With demand for energy set to increase, there is a need to combine decarbonisation with security of supply. This means a pivotal role for nuclear in any future energy mix.
The nuclear industry is well-known for its ‘mega projects’: reactors designed to have an electrical output even higher than 1000 MWe. While these projects play an important role in the history of nuclear, their complexity and scale has often resulted in delays.
Now, vendors and developers in the industry are working together to shift this model – ‘economies of scale’ – to a newer, simplified, and more affordable standard: ‘economies of series’.
Small Modular Reactors (SMRs) are nuclear fission reactors that form the basis of this new standard. Smaller than conventional nuclear reactors, they are designed to be manufactured at a plant and transported to a site for installation
Learning curve and economies of series, centralised factory production to limit onsite costs, transportable on site
Reduced complexity enhancing overall safety, while limiting costs (e.g., passive safety)
Lower upfront capital costs and financing risk, with greater access to private capital
Remote locations, small grids, fossil plant replacement, non-electrical applications, marine based
At newcleo, we combine the SMR concept and our innovations with Advanced Nuclear Reactor technology.
The core Advanced Nuclear Reactor technologies were defined by the Generation IV International Forum, which identified six new promising technologies and Research and Development programme for each. Among these technologies – with the aim of improving sustainability, safety, reliability, proliferaiton-resitance, and performance in the nuclear industry – is the Lead-cooled Fast Reactor concept, the basis of newcleo’s Small Modular Reactor design.
Gen-IV systems shift the current safety philosophy, aiming to maintain current reactor’s high level of safety, and shifting from mastering accidents to excluding accidents. This is achieved employing both active safety systems and passive safety systems, the latter relying on natural laws of physics rather than people or machines. Gen-IV concepts can further rely on physical principles which render the most severe accident physically impossible: this is called inherent or intrinsic safety.
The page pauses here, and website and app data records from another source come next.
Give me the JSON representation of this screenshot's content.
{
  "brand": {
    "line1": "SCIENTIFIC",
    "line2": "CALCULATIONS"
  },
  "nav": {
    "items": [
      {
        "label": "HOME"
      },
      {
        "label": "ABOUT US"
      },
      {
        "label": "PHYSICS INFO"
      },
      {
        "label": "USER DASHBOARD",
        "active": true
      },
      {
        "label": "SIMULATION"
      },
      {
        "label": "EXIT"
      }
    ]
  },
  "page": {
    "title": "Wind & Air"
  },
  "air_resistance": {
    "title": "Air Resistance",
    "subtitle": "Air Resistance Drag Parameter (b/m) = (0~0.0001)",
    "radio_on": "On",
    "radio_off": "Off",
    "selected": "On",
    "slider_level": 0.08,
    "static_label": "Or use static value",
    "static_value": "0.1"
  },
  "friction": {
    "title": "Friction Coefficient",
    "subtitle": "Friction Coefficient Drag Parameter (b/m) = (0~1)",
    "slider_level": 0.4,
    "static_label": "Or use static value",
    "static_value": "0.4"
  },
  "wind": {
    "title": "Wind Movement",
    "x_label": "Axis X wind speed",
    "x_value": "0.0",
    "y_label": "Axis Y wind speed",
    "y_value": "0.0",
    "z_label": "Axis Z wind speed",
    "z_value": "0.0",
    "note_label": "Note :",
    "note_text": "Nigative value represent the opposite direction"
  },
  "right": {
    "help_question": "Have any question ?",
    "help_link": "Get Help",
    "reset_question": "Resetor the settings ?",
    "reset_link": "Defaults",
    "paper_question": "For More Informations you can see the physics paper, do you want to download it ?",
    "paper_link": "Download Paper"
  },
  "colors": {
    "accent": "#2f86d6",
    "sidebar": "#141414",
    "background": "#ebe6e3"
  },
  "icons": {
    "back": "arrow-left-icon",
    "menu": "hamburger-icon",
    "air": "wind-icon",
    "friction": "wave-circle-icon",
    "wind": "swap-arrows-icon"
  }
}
Lead properties enable design simplification (hence economic benefits) and a high degree of inherent safety: